The World Must Keep An Even Closer Eye On Hong Kong

Events in Hong Kong are at a tipping point. As recently as 12 August, Chinese People’s Armed Police Force vessels were spotted in the border city of Shenzhen. International attention on the protests in Hong Kong has been widespread over the past ten weeks; however, this new development suggests that Beijing may be looking to take a more assertive role towards events in the Hong Kong Special Administrative Region (SAR).

The protests in Hong Kong began in March/April of this year after the announcement of an extradition bill allowing Hong Kong authorities to arrest people who are wanted in mainland China. Unlike an extradition treaty designed to act in the mutual interests of both states, the bill proposed  earlier this year would have seen individuals arrested and repatriated at the request of Chinese authorities. Since the suspension of the bill by Chief Executive Carrie Lam, the protests themselves have grown both in terms of turnout and the rate of violence. Now in their tenth week, the next several weeks will be crucial for the viability of Hong Kong’s future with China and indeed the rest of the world.

Presently, international attention has been widespread with a good deal of focus on the original bill proposed earlier this year. However, the general cause for Hong Kong independence has suddenly become a topic of focus in the backdrop. As the protests have gone on, more elements within Hong Kong’s society have openly called for the demands of the protesters to be respected. The United Kingdom, United States, European Union and many other nations have openly supported the right to protest in Hong Kong, while some countries have questioned the efficacy of the move. China has maintained that the protests in Hong Kong are an acts of terrorism and as such has condemned them.

The extent to which China can or cannot involve itself in the affairs of Hong Kong really depends on how it interprets the “One Country, Two Systems” approach since Hong Kong was diplomatically returned to China in 1997. It seems as if the recent developments in Hong Kong now derive from a disagreement over how this “One Country, Two Systems” approach is best maintained. The actions of the SAR’s government suggest that economic independence can be maintained, but that a political and legal system independent of Chinese control is not an option. Whether this respects the original idea behind the philosophy of the system in question is anyone’s guess.

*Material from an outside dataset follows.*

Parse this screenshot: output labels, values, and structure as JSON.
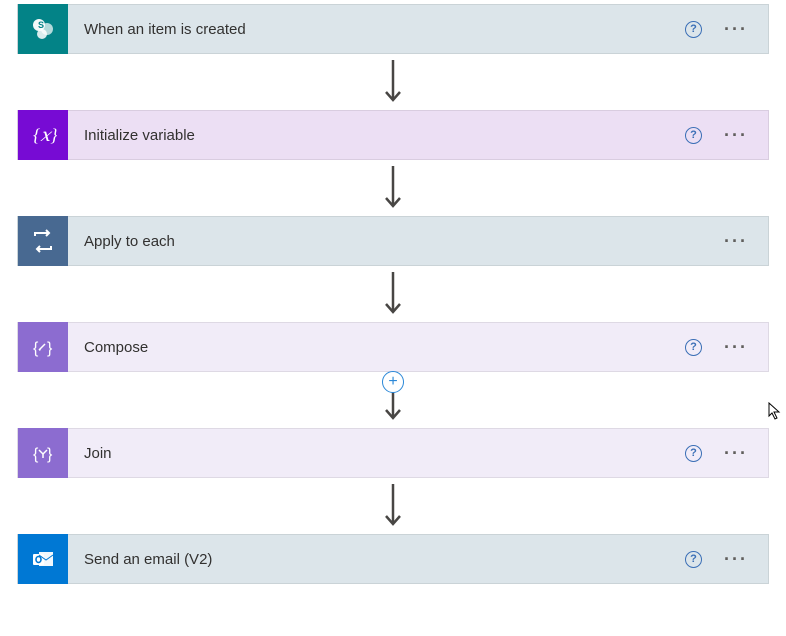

As the months have passed, the Chinese government has been slow to respond. At present the protests are more violent than they have been and, in some instances, infiltration by undercover Chinese police has occurred. As the events continue to unfold in Hong Kong, the state of international human rights is once again under scrutiny. As China seeks to influence the affairs of Hong Kong and undermine its own promise of “One Country, Two Systems,” the original promise of co-existence can never be realized. This does, however, remain to be seen, but as time goes by it seems unlikely. The next few months – indeed weeks – will be crucial for the cause of the global human rights dialogue and the future of Hong Kong SAR.

Mitchell Thomas